corroborate James Comey has been the subject of either firing or
disciplinary action or attack by the president or his allies.

So, you look at Baker, who was the prior general counsel for Comey has been
the subject of attack. Rybicki, the chief of staff has been the subject of
attack. Comey has been fired and the subject of attack. Boente and McCabe
was fired before his pension could vest at the urging of the president.

So, all of those witnesses who corroborate James Comey or are in a position
to do so, have been in the situation of efforts to undermine them. And I
don`t think that`s a coincidence.

MADDOW: Let me ask you specifically when it comes to Dana Boente. It
remains a mystery to me, and it may be absolutely innocent. It may have
nothing to do with this overall Russia scandal.

But it remains a strange story to me that Dana Boente was removed from the
Justice Department. NBC and MSNBC`s reporting is that Boente, although he
resigned was directed that he should resign both as head of the National
Security Division and as head of the Eastern District of Virginia U.S.
attorney`s office. Part of the reason we were able to report that out is
because Dana Boente had told people just a few days before that supposed
resignation that he was looking forward to getting back to the Eastern
District of Virginia and running that U.S. attorney`s office full time.

That happened right around the time that Paul Manafort was indicted for the
first time. We know that Boente signed off on those charges. Do you know
anything as the top Democrat on the Intelligence Committee about why Boente
was fired? About who fired him? Or about whether it was related to this
scandal?

SCHIFF: I don`t know the answer to that. And the only thing that occurs
to me is if there were some issue with Dana Boente that could give the
president or any of his people a cause to have an issue with him, you would
think it would be unlikely that he would be brought in as general counsel
for the FBI.

MADDOW: Right.

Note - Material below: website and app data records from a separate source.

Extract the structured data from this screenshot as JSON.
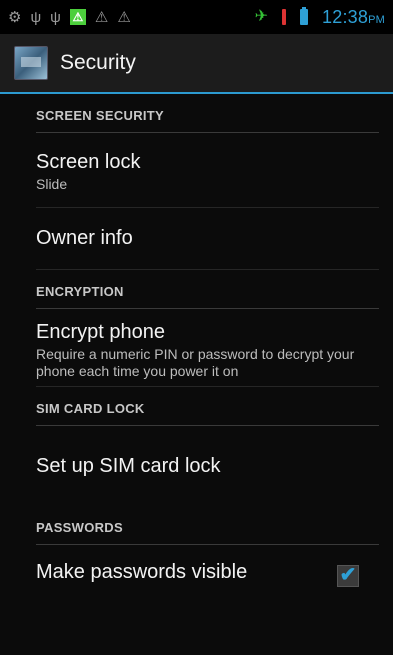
{
  "status_bar": {
    "time": "12:38",
    "ampm": "PM",
    "icons": [
      "android-icon",
      "usb-icon",
      "usb-icon",
      "warning-green-icon",
      "warning-icon",
      "warning-icon",
      "airplane-mode-icon",
      "sim-card-alert-icon",
      "battery-icon"
    ],
    "colors": {
      "accent": "#2ea0d6",
      "green": "#4ccf3c"
    }
  },
  "action_bar": {
    "title": "Security",
    "icon": "settings-app-icon"
  },
  "sections": {
    "screen_security": {
      "header": "SCREEN SECURITY",
      "screen_lock": {
        "title": "Screen lock",
        "summary": "Slide"
      },
      "owner_info": {
        "title": "Owner info"
      }
    },
    "encryption": {
      "header": "ENCRYPTION",
      "encrypt_phone": {
        "title": "Encrypt phone",
        "summary": "Require a numeric PIN or password to decrypt your phone each time you power it on"
      }
    },
    "sim_card_lock": {
      "header": "SIM CARD LOCK",
      "setup": {
        "title": "Set up SIM card lock"
      }
    },
    "passwords": {
      "header": "PASSWORDS",
      "make_visible": {
        "title": "Make passwords visible",
        "checked": true
      }
    }
  }
}
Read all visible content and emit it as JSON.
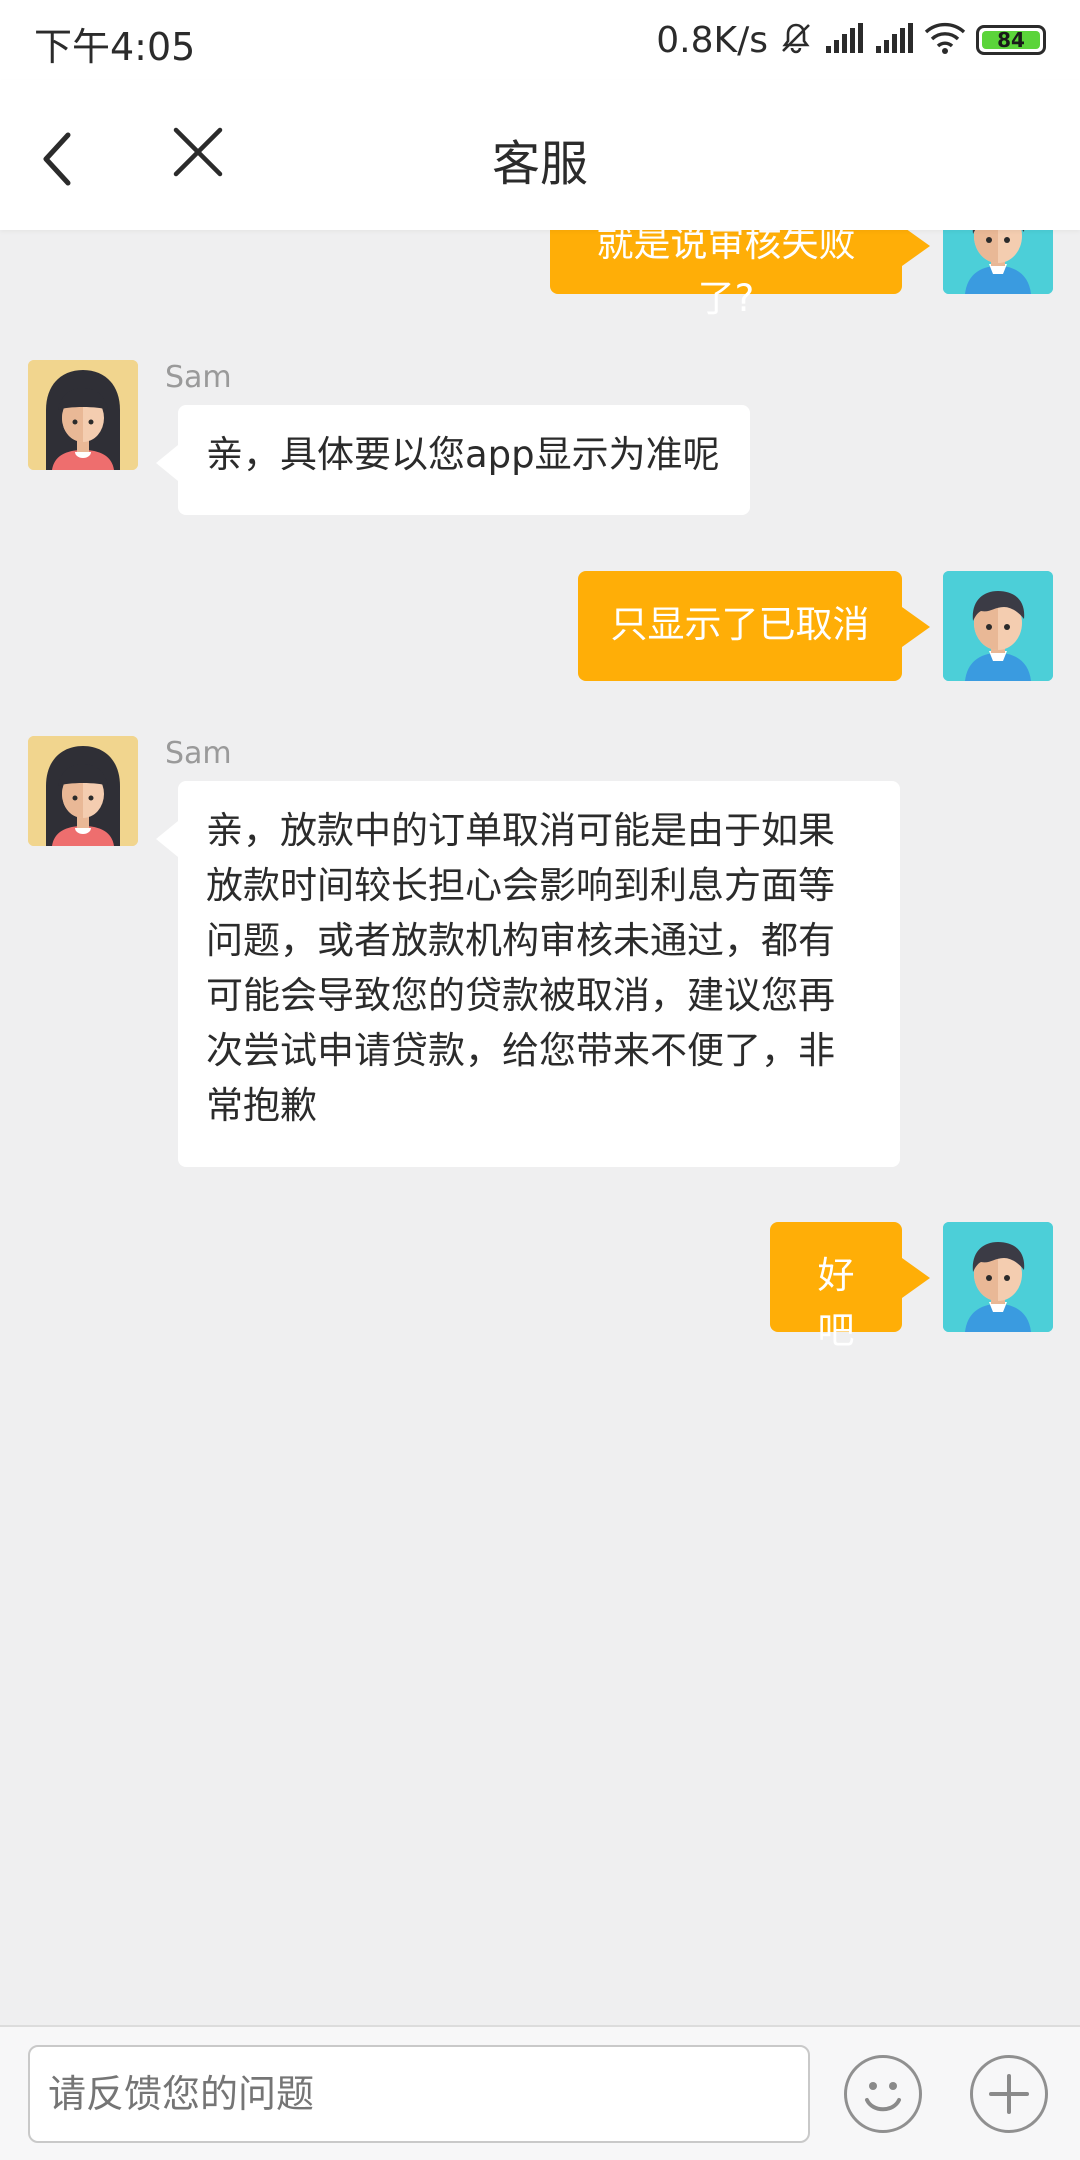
{
  "status_bar": {
    "time": "下午4:05",
    "speed": "0.8K/s",
    "battery": "84",
    "icons": [
      "mute-icon",
      "signal-icon",
      "signal-icon",
      "wifi-icon",
      "battery-icon"
    ]
  },
  "header": {
    "title": "客服",
    "back_icon": "chevron-left-icon",
    "close_icon": "close-icon"
  },
  "messages": [
    {
      "from": "user",
      "text": "就是说审核失败了?"
    },
    {
      "from": "agent",
      "sender": "Sam",
      "text": "亲，具体要以您app显示为准呢"
    },
    {
      "from": "user",
      "text": "只显示了已取消"
    },
    {
      "from": "agent",
      "sender": "Sam",
      "lines": [
        "亲，放款中的订单取消可能是由于如果",
        "放款时间较长担心会影响到利息方面等",
        "问题，或者放款机构审核未通过，都有",
        "可能会导致您的贷款被取消，建议您再",
        "次尝试申请贷款，给您带来不便了，非",
        "常抱歉"
      ]
    },
    {
      "from": "user",
      "text": "好吧"
    }
  ],
  "input": {
    "placeholder": "请反馈您的问题",
    "emoji_icon": "smiley-icon",
    "add_icon": "plus-icon"
  },
  "colors": {
    "user_bubble": "#ffae07",
    "agent_bubble": "#ffffff",
    "background": "#efeff0",
    "user_avatar": "#4ccfd8",
    "agent_avatar": "#f1d58e"
  }
}
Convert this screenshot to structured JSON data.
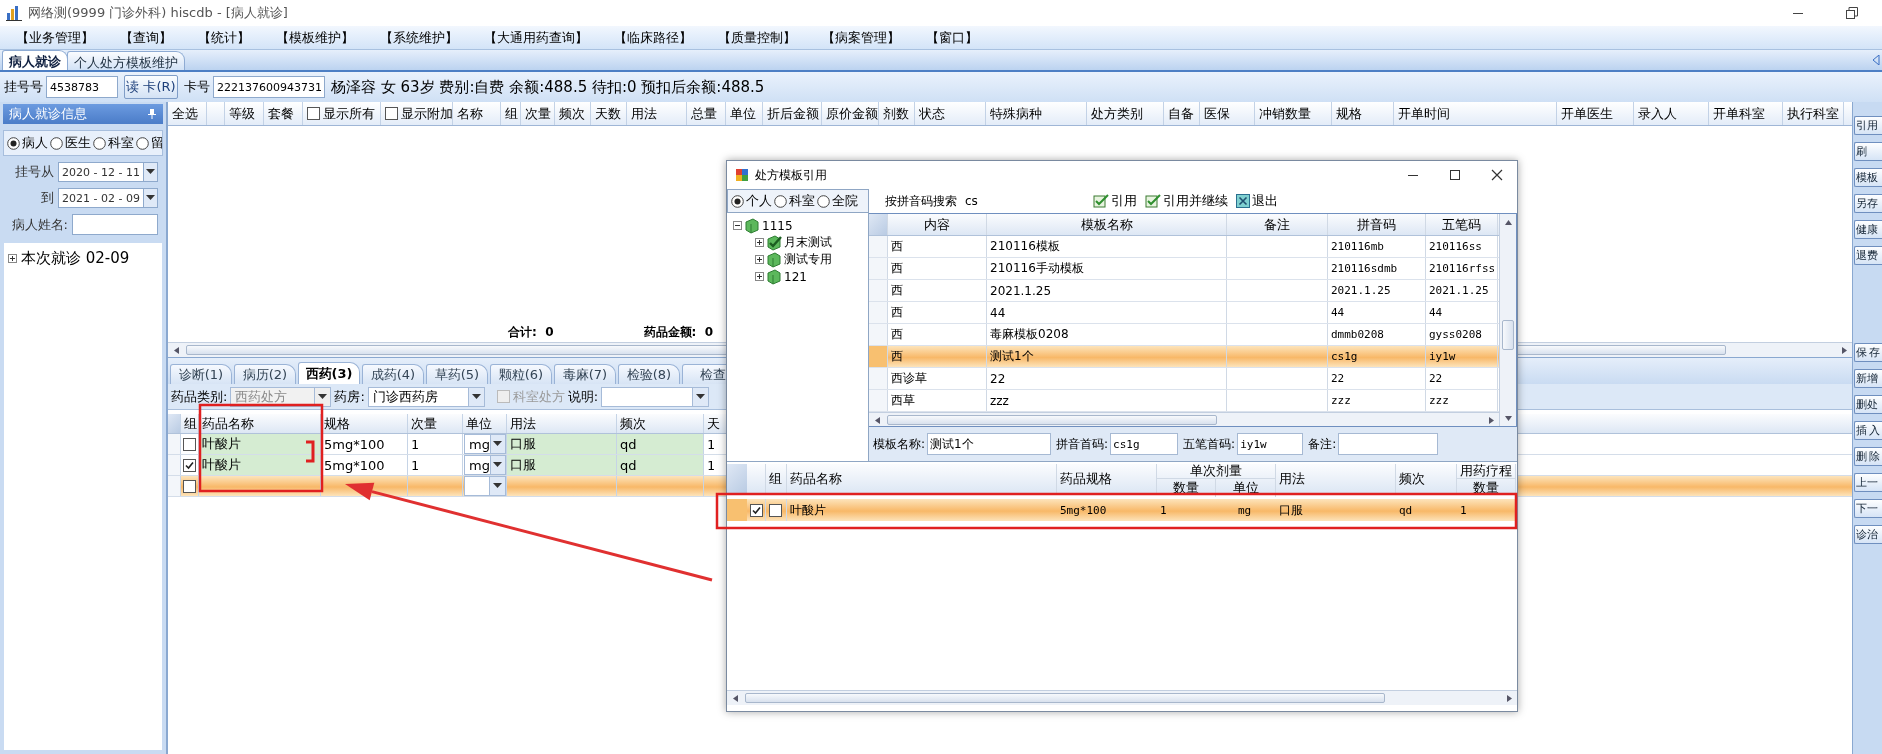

SCHIFF: So, I don`t know the reason why he was fired from those two
positions or forced to resign from them. But given that he was taken on by
Director Wray, who I`m sure is trying to dot every I and cross every T, it
may be unlikely to happen if he was pushed out over his handling of the
Manafort case.

MADDOW: Congressman Adam Schiff, the top Democrat on the House
Intelligence Committee – really appreciate your time here tonight, sir, on
very a busy night. Thank you for being here.

SCHIFF: Thank you.

MADDOW: All right. That does it for tonight. Thank you for being with
us. We`ll see you tomorrow.

Now, it`s time for “THE LAST WORD WITH LAWRENCE O`DONNELL.”

Good evening, Lawrence.


END



THIS IS A RUSH TRANSCRIPT. THIS COPY MAY NOT BE IN ITS FINAL FORM AND MAY
BE UPDATED.
END

Copy: Content and programming copyright 2018 MSNBC. ALL RIGHTS RESERVED.
Copyright 2018 ASC Services II Media, LLC. All materials herein are
protected by United States copyright law and may not be reproduced,
distributed, transmitted, displayed, published or broadcast without the
prior written permission of ASC Services II Media, LLC. You may not alter
or remove any trademark, copyright or other notice from copies of the
content.